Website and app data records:
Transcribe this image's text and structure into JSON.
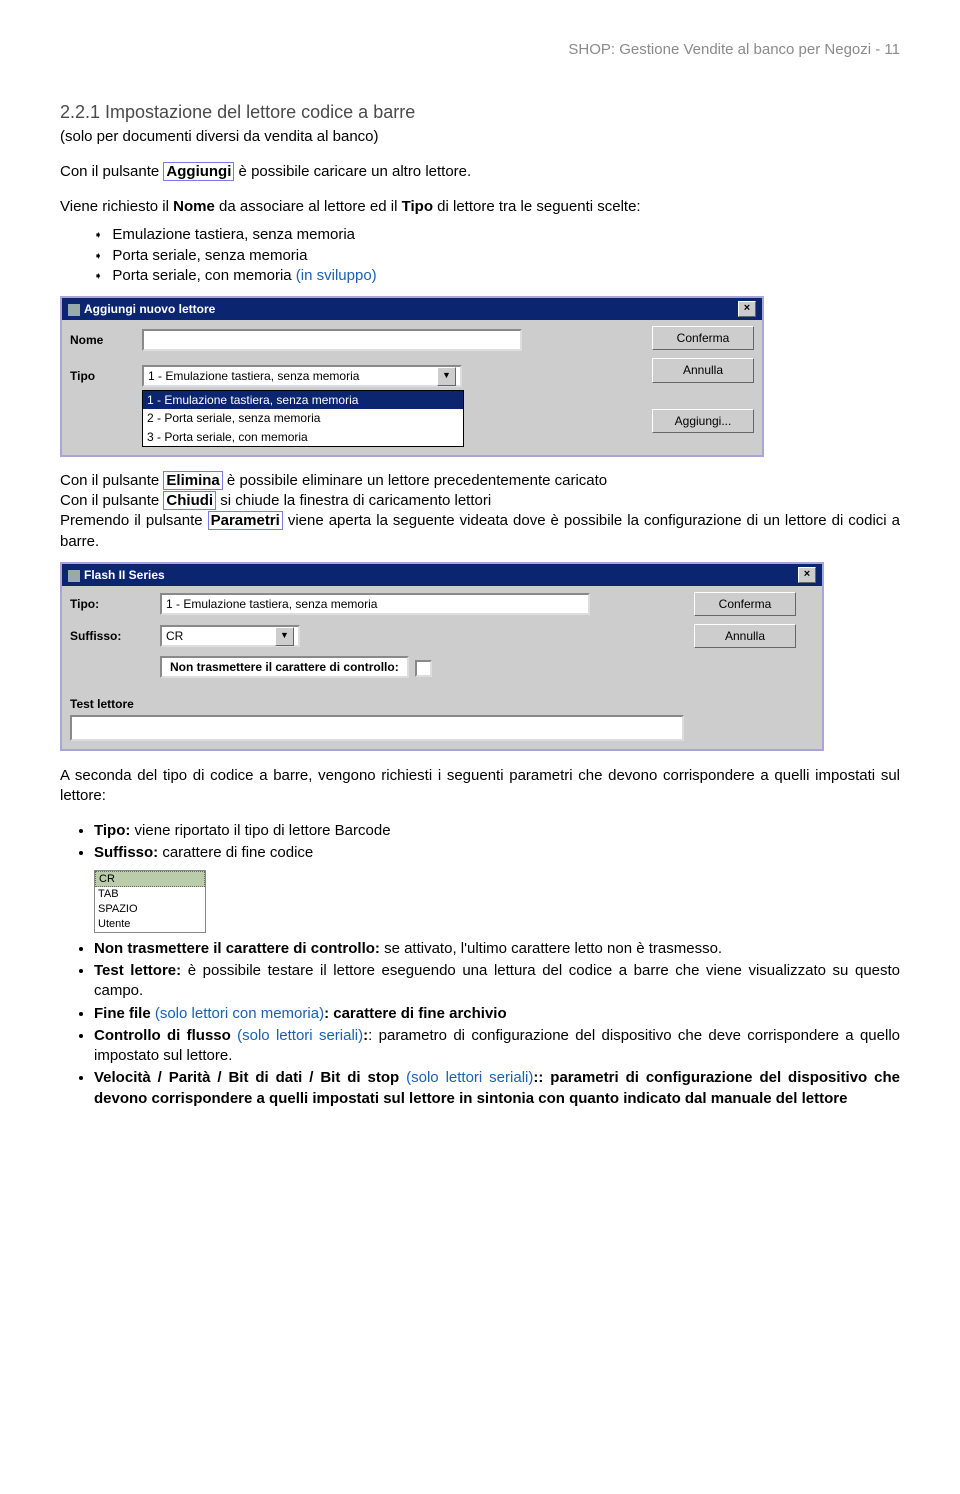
{
  "header": "SHOP: Gestione Vendite al banco per Negozi - 11",
  "sec": {
    "title": "2.2.1  Impostazione del lettore codice a barre",
    "sub": "(solo per documenti diversi da vendita al banco)"
  },
  "p1_a": "Con il pulsante ",
  "p1_btn": "Aggiungi",
  "p1_b": " è possibile caricare un altro lettore.",
  "p2_a": "Viene richiesto il ",
  "p2_b1": "Nome",
  "p2_c": " da associare al lettore ed il ",
  "p2_b2": "Tipo",
  "p2_d": " di lettore tra le seguenti scelte:",
  "opts": {
    "a": "Emulazione tastiera, senza memoria",
    "b": "Porta seriale, senza memoria",
    "c_a": "Porta seriale, con memoria ",
    "c_b": "(in sviluppo)"
  },
  "dlg1": {
    "title": "Aggiungi nuovo lettore",
    "label_nome": "Nome",
    "label_tipo": "Tipo",
    "combo_text": "1 - Emulazione tastiera, senza memoria",
    "dd1": "1 - Emulazione tastiera, senza memoria",
    "dd2": "2 - Porta seriale, senza memoria",
    "dd3": "3 - Porta seriale, con memoria",
    "btn_conferma": "Conferma",
    "btn_annulla": "Annulla",
    "btn_aggiungi": "Aggiungi..."
  },
  "mid": {
    "l1a": "Con il pulsante ",
    "l1b": "Elimina",
    "l1c": " è possibile eliminare un lettore precedentemente caricato",
    "l2a": "Con il pulsante ",
    "l2b": "Chiudi",
    "l2c": " si chiude la finestra di caricamento lettori",
    "l3a": "Premendo il pulsante ",
    "l3b": "Parametri",
    "l3c": " viene aperta la seguente videata dove è possibile la configurazione di un lettore di codici a barre."
  },
  "dlg2": {
    "title": "Flash II Series",
    "label_tipo": "Tipo:",
    "tipo_val": "1 - Emulazione tastiera, senza memoria",
    "label_suffisso": "Suffisso:",
    "suffisso_val": "CR",
    "chk_label": "Non trasmettere il carattere di controllo:",
    "label_test": "Test lettore",
    "btn_conferma": "Conferma",
    "btn_annulla": "Annulla"
  },
  "p3": "A seconda del tipo di codice a barre, vengono richiesti i seguenti parametri che devono corrispondere a quelli impostati sul lettore:",
  "bl": {
    "i1b": "Tipo:",
    "i1t": " viene riportato il tipo di lettore Barcode",
    "i2b": "Suffisso:",
    "i2t": " carattere di fine codice",
    "lst1": "CR",
    "lst2": "TAB",
    "lst3": "SPAZIO",
    "lst4": "Utente",
    "i3b": "Non trasmettere il carattere di controllo:",
    "i3t": " se attivato, l'ultimo carattere letto non è trasmesso.",
    "i4b": "Test lettore:",
    "i4t": " è possibile testare il lettore eseguendo una lettura del codice a barre che viene visualizzato su questo campo.",
    "i5b": "Fine file ",
    "i5n": "(solo lettori con memoria)",
    "i5t": ": carattere di fine archivio",
    "i6b": "Controllo di flusso ",
    "i6n": "(solo lettori seriali)",
    "i6t": ": parametro di configurazione del dispositivo che deve corrispondere a quello impostato sul lettore.",
    "i7b": "Velocità / Parità / Bit di dati / Bit di stop ",
    "i7n": "(solo lettori seriali)",
    "i7t": ":: parametri di configurazione del dispositivo che devono corrispondere a quelli impostati sul lettore in sintonia con quanto indicato dal manuale del lettore"
  }
}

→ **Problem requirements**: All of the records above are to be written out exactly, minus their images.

→ **Expected answer**:
Transcribe this image's text and structure into JSON.
{
  "header": "SHOP: Gestione Vendite al banco per Negozi - 11",
  "sec": {
    "title": "2.2.1  Impostazione del lettore codice a barre",
    "sub": "(solo per documenti diversi da vendita al banco)"
  },
  "p1_a": "Con il pulsante ",
  "p1_btn": "Aggiungi",
  "p1_b": " è possibile caricare un altro lettore.",
  "p2_a": "Viene richiesto il ",
  "p2_b1": "Nome",
  "p2_c": " da associare al lettore ed il ",
  "p2_b2": "Tipo",
  "p2_d": " di lettore tra le seguenti scelte:",
  "opts": {
    "a": "Emulazione tastiera, senza memoria",
    "b": "Porta seriale, senza memoria",
    "c_a": "Porta seriale, con memoria ",
    "c_b": "(in sviluppo)"
  },
  "dlg1": {
    "title": "Aggiungi nuovo lettore",
    "label_nome": "Nome",
    "label_tipo": "Tipo",
    "combo_text": "1 - Emulazione tastiera, senza memoria",
    "dd1": "1 - Emulazione tastiera, senza memoria",
    "dd2": "2 - Porta seriale, senza memoria",
    "dd3": "3 - Porta seriale, con memoria",
    "btn_conferma": "Conferma",
    "btn_annulla": "Annulla",
    "btn_aggiungi": "Aggiungi..."
  },
  "mid": {
    "l1a": "Con il pulsante ",
    "l1b": "Elimina",
    "l1c": " è possibile eliminare un lettore precedentemente caricato",
    "l2a": "Con il pulsante ",
    "l2b": "Chiudi",
    "l2c": " si chiude la finestra di caricamento lettori",
    "l3a": "Premendo il pulsante ",
    "l3b": "Parametri",
    "l3c": " viene aperta la seguente videata dove è possibile la configurazione di un lettore di codici a barre."
  },
  "dlg2": {
    "title": "Flash II Series",
    "label_tipo": "Tipo:",
    "tipo_val": "1 - Emulazione tastiera, senza memoria",
    "label_suffisso": "Suffisso:",
    "suffisso_val": "CR",
    "chk_label": "Non trasmettere il carattere di controllo:",
    "label_test": "Test lettore",
    "btn_conferma": "Conferma",
    "btn_annulla": "Annulla"
  },
  "p3": "A seconda del tipo di codice a barre, vengono richiesti i seguenti parametri che devono corrispondere a quelli impostati sul lettore:",
  "bl": {
    "i1b": "Tipo:",
    "i1t": " viene riportato il tipo di lettore Barcode",
    "i2b": "Suffisso:",
    "i2t": " carattere di fine codice",
    "lst1": "CR",
    "lst2": "TAB",
    "lst3": "SPAZIO",
    "lst4": "Utente",
    "i3b": "Non trasmettere il carattere di controllo:",
    "i3t": " se attivato, l'ultimo carattere letto non è trasmesso.",
    "i4b": "Test lettore:",
    "i4t": " è possibile testare il lettore eseguendo una lettura del codice a barre che viene visualizzato su questo campo.",
    "i5b": "Fine file ",
    "i5n": "(solo lettori con memoria)",
    "i5t": ": carattere di fine archivio",
    "i6b": "Controllo di flusso ",
    "i6n": "(solo lettori seriali)",
    "i6t": ": parametro di configurazione del dispositivo che deve corrispondere a quello impostato sul lettore.",
    "i7b": "Velocità / Parità / Bit di dati / Bit di stop ",
    "i7n": "(solo lettori seriali)",
    "i7t": ":: parametri di configurazione del dispositivo che devono corrispondere a quelli impostati sul lettore in sintonia con quanto indicato dal manuale del lettore"
  }
}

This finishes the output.